My time at Good Hope has been incredibly rewarding and fulfilling for me personally. I have gained far more from the experience than I have given, of that I am certain and will forever be grateful.
Today and across the next few weeks, as I savour a period of rest and recuperation with my own three grandchildren in Bergen, Norway, I want to share some of the writing talent I have discovered within the school. I hope that these simple tales and my commentary will give you some degree of insight into their lives.
“OK kids, I want you to write me a story. Any story you like. Write about you, me, the jungle, going on a safari, meeting a famous footballer or singer. It is up to you.”
Faced with ten teenagers back last year, all aged fifteen to eighteen, I felt this was a reasonable challenge. Wrong.
This past few months Teacher Linor set the same challenge for the equivalent class of 2015 but with a little more finesse than I had! Also she presented the challenge after six months working with them on English skills whereas I had bulldozed in on day one with mine! However the results from Mwanahawa below pretty much mirror what I got that day.
I now know the kids are taught at school to write MY STORY and the text-book template starts… I wake up at 6am, I brush my teeth, I comb my hair etc. From this schooling they have formed their idea of what a story contains. With no access to books, limited access to TV, living within a square mile with very little opportunity to travel, how do you develop an imagination?
Note the ratio of play to both school and work in an average day from Mwanahawa’s tale, to be frank most kids don’t add any play time in their daily record. The reference to chores is poignant, all kids have chores, washing the clothes and cleaning the house are but a few of the regular and inevitable ones. Cooking meals for the entire family is a matter of course.
STORY OF A DAY IN MY LIFE
By Mwanahawa June 2015
My name is Mwanahawa and I am fifteen years old. I live with my parents in Njoro. My favourite colours are pink and purple, my favourite food is banana and meat. I have one brother and one sister. My favourite subjects are English and Maths, my favourite sodas are sprite and Miranda.
I wake up at home at 6.30am. The next thing I do is make my bed and then brush my teeth, I also take a shower. I put on my clothes and eat my breakfast, then I take my shoes and my bag. I go to school at Good Hope.
After school I come back home and do all of my holiday work (chores), after that me and my young brother go to market to buy fruit and then we cook food and sit and eat. After we finish eating we go to wash our plates and when we are done my young brother and me go to sleep.
When we wake up we play football. Then I go to the mosque. After the mosque I come back home and we start cooking dinner, I also go and take a shower. After the shower I call my young brother.

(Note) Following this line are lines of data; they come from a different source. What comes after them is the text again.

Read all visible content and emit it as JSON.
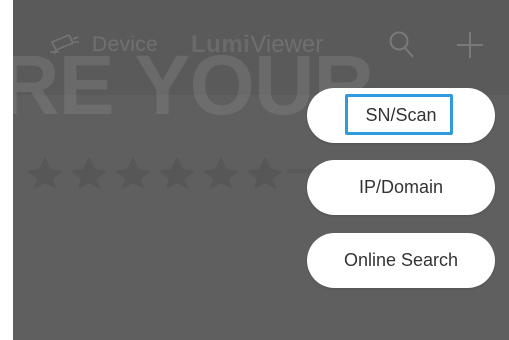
{
  "header": {
    "device_label": "Device",
    "app_title_bold": "Lumi",
    "app_title_rest": "Viewer"
  },
  "watermark": "RE YOUR",
  "menu": {
    "items": [
      {
        "label": "SN/Scan",
        "highlighted": true
      },
      {
        "label": "IP/Domain"
      },
      {
        "label": "Online Search"
      }
    ]
  },
  "colors": {
    "overlay": "#5f5f5f",
    "menu_bg": "#ffffff",
    "highlight": "#2f9bdc"
  }
}
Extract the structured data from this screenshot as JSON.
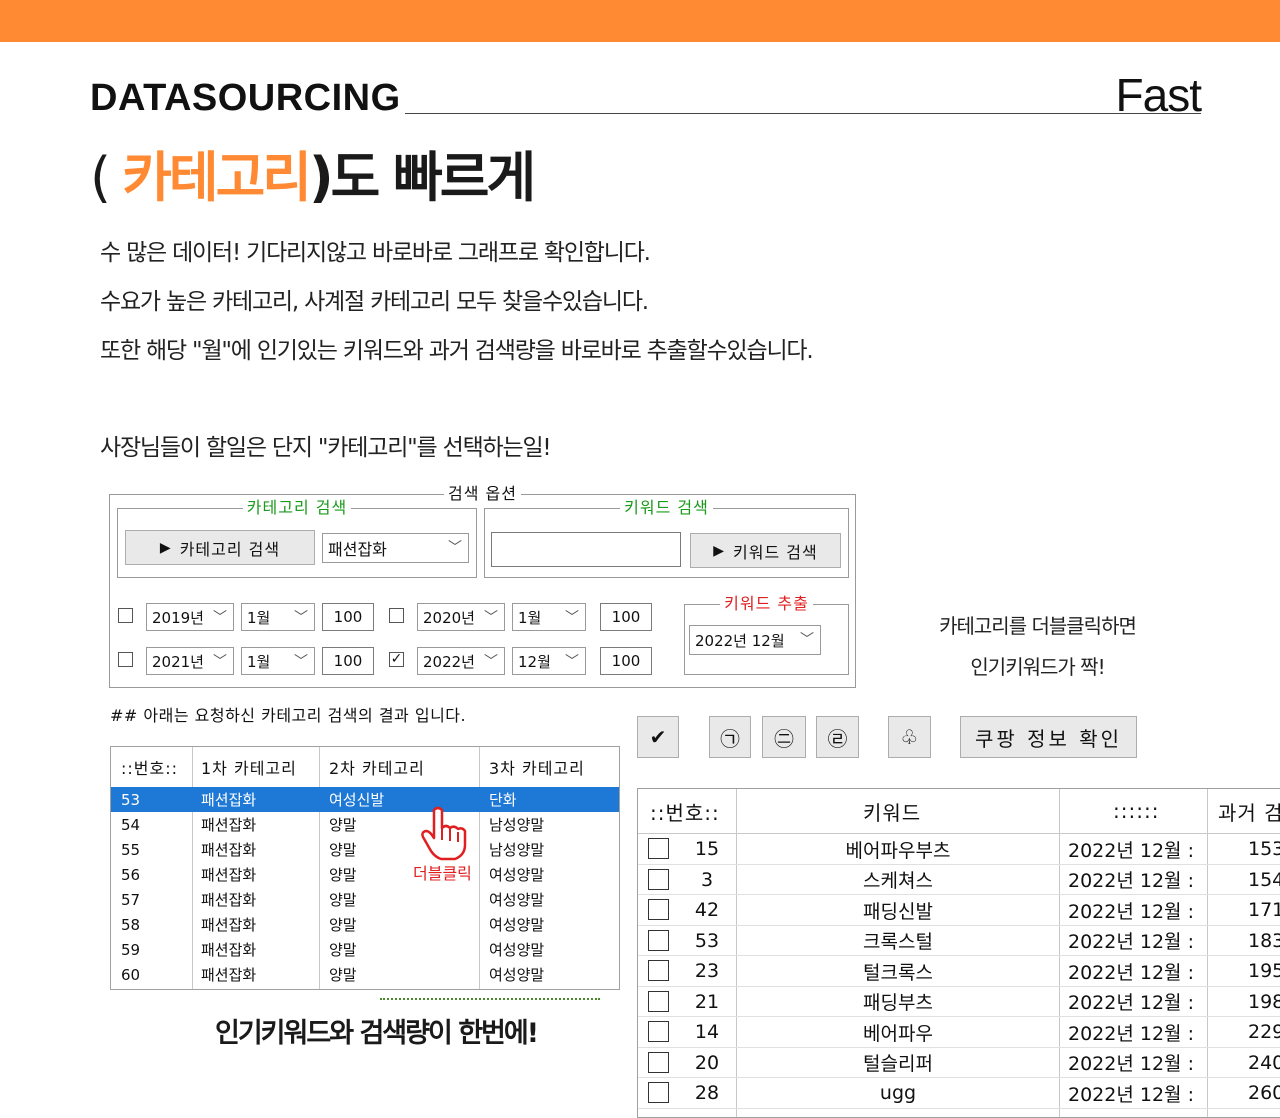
{
  "header": {
    "brand": "DATASOURCING",
    "tagline": "Fast",
    "headline_open": "( ",
    "headline_accent": "카테고리",
    "headline_close": ")도 빠르게",
    "desc": [
      "수 많은 데이터! 기다리지않고 바로바로 그래프로 확인합니다.",
      "수요가 높은 카테고리, 사계절 카테고리 모두 찾을수있습니다.",
      "또한 해당 \"월\"에 인기있는 키워드와 과거 검색량을 바로바로 추출할수있습니다."
    ],
    "boss_note": "사장님들이 할일은 단지 \"카테고리\"를 선택하는일!"
  },
  "form": {
    "options_legend": "검색 옵션",
    "category_legend": "카테고리 검색",
    "category_button": "카테고리 검색",
    "category_combo": "패션잡화",
    "keyword_legend": "키워드 검색",
    "keyword_input": "",
    "keyword_button": "키워드 검색",
    "extract_legend": "키워드 추출",
    "extract_combo": "2022년 12월",
    "period_rows": [
      {
        "a_checked": false,
        "a_year": "2019년",
        "a_month": "1월",
        "a_count": "100",
        "b_checked": false,
        "b_year": "2020년",
        "b_month": "1월",
        "b_count": "100"
      },
      {
        "a_checked": false,
        "a_year": "2021년",
        "a_month": "1월",
        "a_count": "100",
        "b_checked": true,
        "b_year": "2022년",
        "b_month": "12월",
        "b_count": "100"
      }
    ],
    "check_mark": "✓"
  },
  "result_note": "## 아래는 요청하신 카테고리 검색의 결과 입니다.",
  "category_grid": {
    "headers": [
      "::번호::",
      "1차 카테고리",
      "2차 카테고리",
      "3차 카테고리"
    ],
    "rows": [
      [
        "53",
        "패션잡화",
        "여성신발",
        "단화"
      ],
      [
        "54",
        "패션잡화",
        "양말",
        "남성양말"
      ],
      [
        "55",
        "패션잡화",
        "양말",
        "남성양말"
      ],
      [
        "56",
        "패션잡화",
        "양말",
        "여성양말"
      ],
      [
        "57",
        "패션잡화",
        "양말",
        "여성양말"
      ],
      [
        "58",
        "패션잡화",
        "양말",
        "여성양말"
      ],
      [
        "59",
        "패션잡화",
        "양말",
        "여성양말"
      ],
      [
        "60",
        "패션잡화",
        "양말",
        "여성양말"
      ]
    ],
    "selected_row": 0,
    "double_click_label": "더블클릭"
  },
  "caption_bottom": "인기키워드와 검색량이 한번에!",
  "side_note": [
    "카테고리를 더블클릭하면",
    "인기키워드가 짝!"
  ],
  "toolbar": {
    "check_glyph": "✔",
    "btn1_glyph": "㉠",
    "btn2_glyph": "㊁",
    "btn3_glyph": "㉣",
    "btn4_glyph": "♧",
    "coupang_label": "쿠팡 정보 확인"
  },
  "keyword_grid": {
    "headers": [
      "::번호::",
      "키워드",
      "::::::",
      "과거 검"
    ],
    "rows": [
      [
        "15",
        "베어파우부츠",
        "2022년 12월 :",
        "153"
      ],
      [
        "3",
        "스케쳐스",
        "2022년 12월 :",
        "154"
      ],
      [
        "42",
        "패딩신발",
        "2022년 12월 :",
        "171"
      ],
      [
        "53",
        "크록스털",
        "2022년 12월 :",
        "183"
      ],
      [
        "23",
        "털크록스",
        "2022년 12월 :",
        "195"
      ],
      [
        "21",
        "패딩부츠",
        "2022년 12월 :",
        "198"
      ],
      [
        "14",
        "베어파우",
        "2022년 12월 :",
        "229"
      ],
      [
        "20",
        "털슬리퍼",
        "2022년 12월 :",
        "240"
      ],
      [
        "28",
        "ugg",
        "2022년 12월 :",
        "260"
      ]
    ]
  },
  "colors": {
    "accent": "#ff8a33",
    "selection": "#1e78d6",
    "legend_green": "#1a9a1a",
    "legend_red": "#e02020"
  }
}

Me, my young brother and my mother, we eat dinner together. After dinner we sleep.
My next attempt was more focused and I arrived with a theme for a story. The Ocean. What do we know about the ocean? What animals or creatures live in the ocean? How do we travel in or on the ocean? Richard, ever the outspoken and lively one, put an end to my illusions.
“Teacher Gilly, we understand the names of the oceans and we know where they are on a map but what is an ocean? I know it is the big blue space on the map but what is it?”
Finally Teacher Gilly got it and arrived with laptop and National Geographic images of the ocean ready for the next class. The results were amazing and endearing with so many kids choosing jelly fish to be the hero of the plot! I can’t share these early tales with you as at that point I didn’t think to keep or copy them and the kids all wanted to take them home but next week we will move on to tales from Maiko, my dream author of the future. God knows Tanzania needs its own authors.